Fed Cuts Interest Rates

Fed Cuts Interest Rates. Now What?

By now you probably know that the Federal Reserve’s Open Market Committee lowered the Fed Funds target a quarter point on Wednesday (July 31st). The range is now between 2% and 2.25% with another quarter point cut widely expected before the year is done.

The primary reason? Inflation is too low. In spite of the fact that the U.S. economy and labor markets are both doing well, inflation has remained stubbornly below the 2% target rate all year. The 2% target was officially adopted in 2012, during Ben Bernanke’s tenure as Fed Chair, but has been elusive. While inflation did reach the 2% mark in December, it has failed to do so since.

Current Fed Chairman, Jerome Powell, prefers to act now while we have a strong economy. Waiting too long, especially when rates are low to begin with, leaves the Fed very little room to work with.

Low inflation wasn’t the only reason for the cut, though.
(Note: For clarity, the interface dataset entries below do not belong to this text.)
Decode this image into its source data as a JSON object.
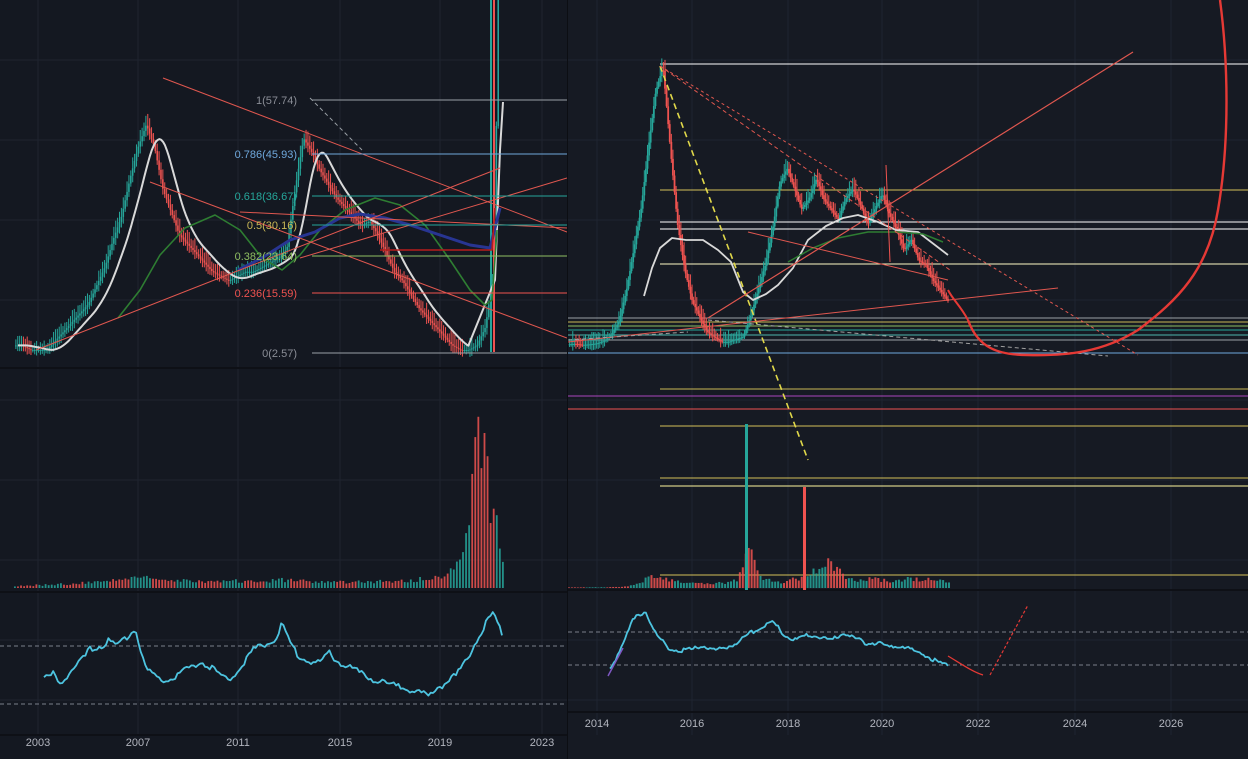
{
  "left_chart": {
    "fib_levels": [
      {
        "label": "1(57.74)",
        "color": "#8a8d96"
      },
      {
        "label": "0.786(45.93)",
        "color": "#6fa8dc"
      },
      {
        "label": "0.618(36.67)",
        "color": "#26a69a"
      },
      {
        "label": "0.5(30.16)",
        "color": "#c9b856"
      },
      {
        "label": "0.382(23.64)",
        "color": "#8fbf62"
      },
      {
        "label": "0.236(15.59)",
        "color": "#ef5350"
      },
      {
        "label": "0(2.57)",
        "color": "#8a8d96"
      }
    ],
    "x_ticks": [
      "2003",
      "2007",
      "2011",
      "2015",
      "2019",
      "2023"
    ]
  },
  "right_chart": {
    "x_ticks": [
      "2014",
      "2016",
      "2018",
      "2020",
      "2022",
      "2024",
      "2026"
    ]
  },
  "chart_data": [
    {
      "type": "line",
      "panel": "left",
      "x_ticks": [
        "2003",
        "2007",
        "2011",
        "2015",
        "2019",
        "2023"
      ],
      "fibonacci": [
        {
          "ratio": 1,
          "value": 57.74
        },
        {
          "ratio": 0.786,
          "value": 45.93
        },
        {
          "ratio": 0.618,
          "value": 36.67
        },
        {
          "ratio": 0.5,
          "value": 30.16
        },
        {
          "ratio": 0.382,
          "value": 23.64
        },
        {
          "ratio": 0.236,
          "value": 15.59
        },
        {
          "ratio": 0,
          "value": 2.57
        }
      ],
      "series": [
        {
          "values": [
            4,
            4,
            3,
            3,
            3,
            5,
            7,
            9,
            11,
            13,
            17,
            21,
            27,
            32,
            40,
            47,
            52,
            47,
            38,
            33,
            28,
            26,
            24,
            22,
            20,
            19,
            18,
            19,
            20,
            20,
            21,
            22,
            23,
            25,
            38,
            49,
            46,
            42,
            39,
            36,
            34,
            32,
            30,
            31,
            28,
            24,
            20,
            18,
            15,
            12,
            10,
            8,
            6,
            4,
            3,
            3,
            4,
            8,
            20,
            120
          ]
        },
        {
          "values": [
            0.3,
            0.35,
            0.28,
            0.38,
            0.45,
            0.55,
            0.58,
            0.62,
            0.58,
            0.66,
            0.74,
            0.4,
            0.33,
            0.3,
            0.32,
            0.37,
            0.4,
            0.45,
            0.42,
            0.36,
            0.3,
            0.36,
            0.47,
            0.56,
            0.6,
            0.62,
            0.76,
            0.58,
            0.49,
            0.46,
            0.44,
            0.53,
            0.46,
            0.42,
            0.38,
            0.33,
            0.3,
            0.28,
            0.26,
            0.24,
            0.22,
            0.2,
            0.16,
            0.24,
            0.28,
            0.34,
            0.44,
            0.6,
            0.74,
            0.86,
            0.7
          ]
        }
      ]
    },
    {
      "type": "line",
      "panel": "right",
      "x_ticks": [
        "2014",
        "2016",
        "2018",
        "2020",
        "2022",
        "2024",
        "2026"
      ],
      "series": [
        {
          "values": [
            1.5,
            1.6,
            1.4,
            1.5,
            1.7,
            2.2,
            3.5,
            6,
            12,
            20,
            28,
            40,
            51,
            56,
            40,
            25,
            16,
            10,
            7,
            4,
            3,
            2,
            2,
            2.5,
            3,
            7,
            12,
            17,
            24,
            33,
            36,
            32,
            28,
            30,
            34,
            30,
            28,
            26,
            30,
            32,
            29,
            25,
            28,
            31,
            27,
            24,
            20,
            22,
            18,
            17,
            14,
            12,
            10
          ]
        },
        {
          "values": [
            0.18,
            0.4,
            0.64,
            0.72,
            0.5,
            0.38,
            0.36,
            0.37,
            0.4,
            0.36,
            0.39,
            0.43,
            0.52,
            0.57,
            0.62,
            0.49,
            0.46,
            0.5,
            0.48,
            0.45,
            0.52,
            0.47,
            0.42,
            0.43,
            0.39,
            0.4,
            0.36,
            0.32,
            0.26,
            0.22
          ]
        }
      ]
    }
  ]
}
The world is  getting smaller, or at least more interconnected and interdependent. The global economy is playing an increasingly larger role in decision-making here at home.

There had been enough chatter about this rate cut that most JRN listees had already accounted for it, so we don’t see any big adjustments in this issue. Banks are a lot quicker to lower savings and CD rates in response (or in anticipation) to Fed moves than they are to raise them. But that’s no surprise. The opposite is true when it comes to loan rates. It all comes down to margins.

Banks have to make more on their earning assets than they pay on deposits. In theory, the greater the margin, the more profitable the bank will be. In reality, when interest margins are squeezed, banks will look for other sources of income.  For some banks this means increased lending. While the margin remains the same, they can boost income by sheer volume. For others, the result is higher fees.

It’s been over ten years since banks have had to accommodate a rate cut. The last one was 75 basis points and that was back in December 2008. In fact, between 2007 and 2008, the Fed Funds rate was adjusted down ten times—from 5.25% all the way to 0.25%. Two quarter point cuts this year should be relatively easy for most banks.  

Although business models vary, a loan to deposit ratio of 80% to 90% is generally considered optimal. At this level, the bank is lending sufficiently for its size, but not so much that its ability to meet other obligations would be compromised in the event of a  downturn. The community banks listed on page 7 are all lending in this “optimal” range.

Additionally, earning assets at each bank listed are doing what they are supposed to do: earning. And quite well, we might add. Each bank listed on page 7 has a net interest margin of at least 5%. To put that in perspective, the annualized aggregate industry net interest margin at March 31st was 3.42%. Of course that varies by the asset size of the bank as you can see below.

The community banks on page 7 have one more thing in common—they are all recommended by Bauer (rated either 5-Stars or 4-Stars). We don’t expect them to run into any problems with their interest rate spread regardless of what the Federal Reserve does.

To be fair, there are 4 non-community banks that match these criteria as well. They are: